A good trainer teaching an authorized certification program must possess a wide range of skills, from knowledge of technical content to classroom management to business management to psychology. Too often, emphasis is placed only on the technical competence of the trainer rather than on other skills. A good train-the-trainer program focuses on the entire wide range of skills needed in the classroom.
To teach a certification course on a technical subject, a trainer must know the materials well enough to pass the associated certification examination. Students taking these sorts of courses expect the trainer to have hands-on experience and to be versed enough in the subject matter to field questions that go beyond what is answered in the course’s textbook. It goes without saying that technical incompetence in a trainer is totally unacceptable.
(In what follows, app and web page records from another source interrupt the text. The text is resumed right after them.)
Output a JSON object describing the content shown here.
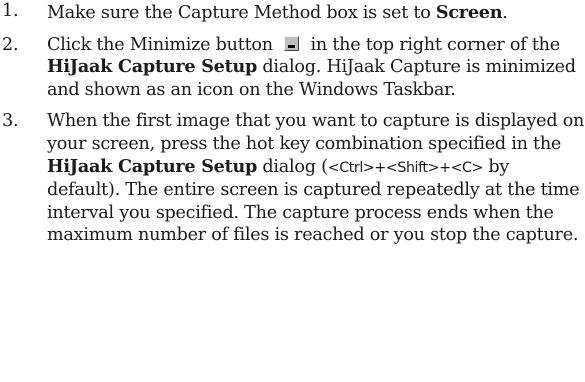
{
  "steps": [
    {
      "number": "1.",
      "parts": [
        "Make sure the Capture Method box is set to ",
        "Screen",
        "."
      ]
    },
    {
      "number": "2.",
      "parts": [
        "Click the Minimize button ",
        " in the top right corner of the ",
        "HiJaak Capture Setup",
        " dialog. HiJaak Capture is minimized and shown as an icon on the Windows Taskbar."
      ],
      "icon": "minimize-button-icon"
    },
    {
      "number": "3.",
      "parts": [
        "When the first image that you want to capture is displayed on your screen, press the hot key combination specified in the ",
        "HiJaak Capture Setup",
        " dialog (",
        "<Ctrl>+<Shift>+<C>",
        " by default). The entire screen is captured repeatedly at the time interval you specified. The capture process ends when the maximum number of files is reached or you stop the capture."
      ]
    }
  ]
}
Train-the-trainer programs, though, usually do not focus on the technical content. Some vendors provide instructor manuals that prescribe what must be covered as well as what might be covered in an authorized class. Generally, these instructor manuals are pretty clear about what is supplemental information that the instructor can provide to the class to enhance her position and the students’ learning and what is absolutely required presentation material. The train-the-trainer course should definitely not have to focus on teaching the technical content to the trainers. The trainers are responsible for this learning on their own or through a specific content-related class.
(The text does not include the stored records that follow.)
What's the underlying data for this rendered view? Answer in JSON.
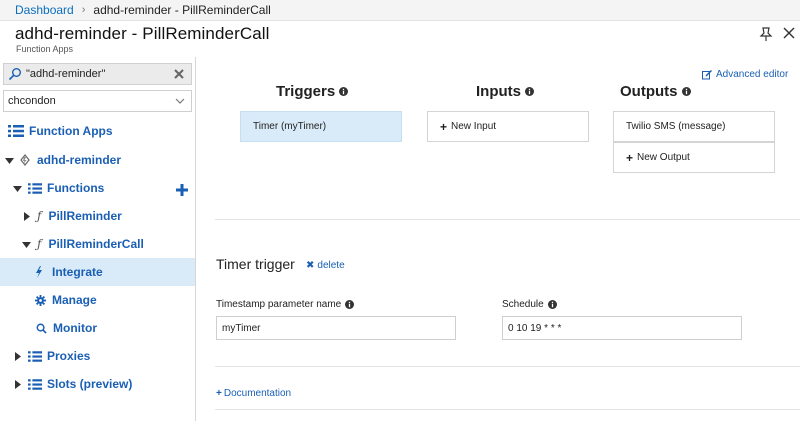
{
  "breadcrumb": {
    "root": "Dashboard",
    "current": "adhd-reminder - PillReminderCall"
  },
  "blade": {
    "title": "adhd-reminder - PillReminderCall",
    "subtitle": "Function Apps"
  },
  "sidebar": {
    "search": {
      "value": "\"adhd-reminder\""
    },
    "subscription": "chcondon",
    "items": [
      {
        "label": "Function Apps"
      },
      {
        "label": "adhd-reminder"
      },
      {
        "label": "Functions"
      },
      {
        "label": "PillReminder"
      },
      {
        "label": "PillReminderCall"
      },
      {
        "label": "Integrate"
      },
      {
        "label": "Manage"
      },
      {
        "label": "Monitor"
      },
      {
        "label": "Proxies"
      },
      {
        "label": "Slots (preview)"
      }
    ]
  },
  "main": {
    "advanced_editor": "Advanced editor",
    "triggers": {
      "header": "Triggers",
      "items": [
        "Timer (myTimer)"
      ]
    },
    "inputs": {
      "header": "Inputs",
      "new_label": "New Input"
    },
    "outputs": {
      "header": "Outputs",
      "items": [
        "Twilio SMS (message)"
      ],
      "new_label": "New Output"
    },
    "trigger_section": {
      "title": "Timer trigger",
      "delete_label": "delete",
      "timestamp_label": "Timestamp parameter name",
      "timestamp_value": "myTimer",
      "schedule_label": "Schedule",
      "schedule_value": "0 10 19 * * *"
    },
    "documentation_label": "Documentation"
  },
  "colors": {
    "accent": "#1a5fb4",
    "selected_bg": "#d9ebf9"
  }
}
Train-the-trainer programs, also known as T3 programs, must focus on the other essential trainer skills that the technical expert may or may not innately possess.
For example, the CompTIA-sponsored Certified Technical Trainer (CTT+) has become a widely accepted cross-industry standard of excellence for technical trainers. Rather than focusing on specific technical content, this certification focuses on methods and techniques for classroom delivery and management. The certification examination for CTT+ is a two-part test that includes a conventional 95-question exam covering identification and situational multiple-choice questions. The other half of the examination requires the candidate to prepare a 20-minute video showcasing his teaching skills. Passing both examinations grants the candidate CTT+ certification.
Examination objectives for the conventional examination are shown at www.comptia.org. These cover a broad range of topics, including adjusting course materials to the students’ needs, methods for establishing instructor credibility, demonstrating appropriate verbal and non-verbal communication skills, using good presentation and questioning skills, providing positive reinforcement and motivation, evaluating learner performance and evaluating delivery performance. The CTT+ handbook may be downloaded from the CompTIA Web site for complete details about both examinations.
Various commercial and academic training organizations offer T3 workshops and classes to prepare a candidate for the CTT+. Among these groups is Friesen, Kaye and Associates. FKA workshops are available at various times in cities across the United States. Each workshop includes preparation for both examinations as well as creation of the candidate’s videotape for submission to CompTIA.
Colleges and universities have been slow to implement official train-the-trainer programs, but expect this to change as the credentialing of professors begins to encompass applied skills in the classroom in addition to academic degrees. Currently in the United States, teachers in grade school and high school must learn teaching skills in addition to their content area. College and university professors, however, have no requirement for formal education courses, although experience is usually valued. Fortunately, many professors get teaching experience as teacher’s assistants in graduate school.
In addition to the standard CTT+ training, vendors worldwide offer train-the-trainer courses to train their instructors to deliver their own training for internal employees and customers. In these sorts of T3 courses, more emphasis is placed on technical know-how, but emphasis is also placed on delivery skills. Hewlett-Packard, for example, offers a four-hour instructor-led overview session to train instructors and content developers in the features of the HP Virtual Classroom and how to use it to conduct effective presentations and training.
Focus on being an expert in your technical area first. Then, before taking on a class, it’s a good idea to take train-the-trainer training to learn and to practice the myriad skills that make a good trainer really good.
Ann Beheler is executive director/dean of Collin County Community College’s Engineering Technology Division, which houses one of the nine Cisco CCNP academic instructor training centers in the world. E-mail Ann at firstname.lastname@example.org.